=== Section Start ===

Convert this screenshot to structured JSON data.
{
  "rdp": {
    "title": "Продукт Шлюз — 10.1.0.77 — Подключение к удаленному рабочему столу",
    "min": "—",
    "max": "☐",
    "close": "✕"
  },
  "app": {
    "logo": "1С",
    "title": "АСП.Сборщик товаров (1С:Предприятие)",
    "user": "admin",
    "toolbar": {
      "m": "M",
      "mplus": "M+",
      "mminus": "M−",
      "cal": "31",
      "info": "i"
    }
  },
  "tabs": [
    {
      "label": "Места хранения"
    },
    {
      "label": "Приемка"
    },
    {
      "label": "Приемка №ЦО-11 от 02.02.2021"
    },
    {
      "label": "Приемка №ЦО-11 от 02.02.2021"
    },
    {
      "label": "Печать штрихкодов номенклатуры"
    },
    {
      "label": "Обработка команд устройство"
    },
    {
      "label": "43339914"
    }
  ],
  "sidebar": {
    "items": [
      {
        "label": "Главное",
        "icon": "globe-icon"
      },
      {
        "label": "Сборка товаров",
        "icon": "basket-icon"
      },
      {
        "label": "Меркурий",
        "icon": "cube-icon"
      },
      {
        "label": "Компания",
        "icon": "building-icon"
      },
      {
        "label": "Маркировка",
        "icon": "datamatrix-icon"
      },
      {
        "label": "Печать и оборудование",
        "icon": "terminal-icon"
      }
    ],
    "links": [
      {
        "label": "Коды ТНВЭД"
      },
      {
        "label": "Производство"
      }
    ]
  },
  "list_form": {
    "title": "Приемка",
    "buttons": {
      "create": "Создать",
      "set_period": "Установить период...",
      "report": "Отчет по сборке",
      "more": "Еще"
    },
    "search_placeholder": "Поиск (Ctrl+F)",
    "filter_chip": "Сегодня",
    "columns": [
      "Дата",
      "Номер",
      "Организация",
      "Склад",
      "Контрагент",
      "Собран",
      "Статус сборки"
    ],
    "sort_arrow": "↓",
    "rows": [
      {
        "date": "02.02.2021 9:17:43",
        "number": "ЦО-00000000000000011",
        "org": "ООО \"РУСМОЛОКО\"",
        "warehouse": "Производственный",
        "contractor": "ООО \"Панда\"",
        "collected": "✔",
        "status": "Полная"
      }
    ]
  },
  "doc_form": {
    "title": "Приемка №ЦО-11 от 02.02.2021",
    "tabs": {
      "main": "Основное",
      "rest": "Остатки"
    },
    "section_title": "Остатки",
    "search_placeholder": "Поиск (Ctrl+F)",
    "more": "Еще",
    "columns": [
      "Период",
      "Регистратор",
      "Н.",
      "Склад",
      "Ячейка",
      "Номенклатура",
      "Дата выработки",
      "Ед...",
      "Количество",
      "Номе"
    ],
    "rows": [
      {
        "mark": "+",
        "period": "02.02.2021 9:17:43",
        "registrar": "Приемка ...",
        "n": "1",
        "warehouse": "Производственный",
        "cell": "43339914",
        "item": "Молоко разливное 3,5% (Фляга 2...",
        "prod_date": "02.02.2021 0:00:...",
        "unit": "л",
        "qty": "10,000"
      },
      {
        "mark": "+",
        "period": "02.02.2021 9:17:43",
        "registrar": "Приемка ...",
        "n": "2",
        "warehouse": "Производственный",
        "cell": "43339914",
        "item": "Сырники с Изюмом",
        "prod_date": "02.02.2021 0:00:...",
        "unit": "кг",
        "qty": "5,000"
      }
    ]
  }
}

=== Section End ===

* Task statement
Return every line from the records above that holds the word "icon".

* Response below
        "icon": "globe-icon"
        "icon": "basket-icon"
        "icon": "cube-icon"
        "icon": "building-icon"
        "icon": "datamatrix-icon"
        "icon": "terminal-icon"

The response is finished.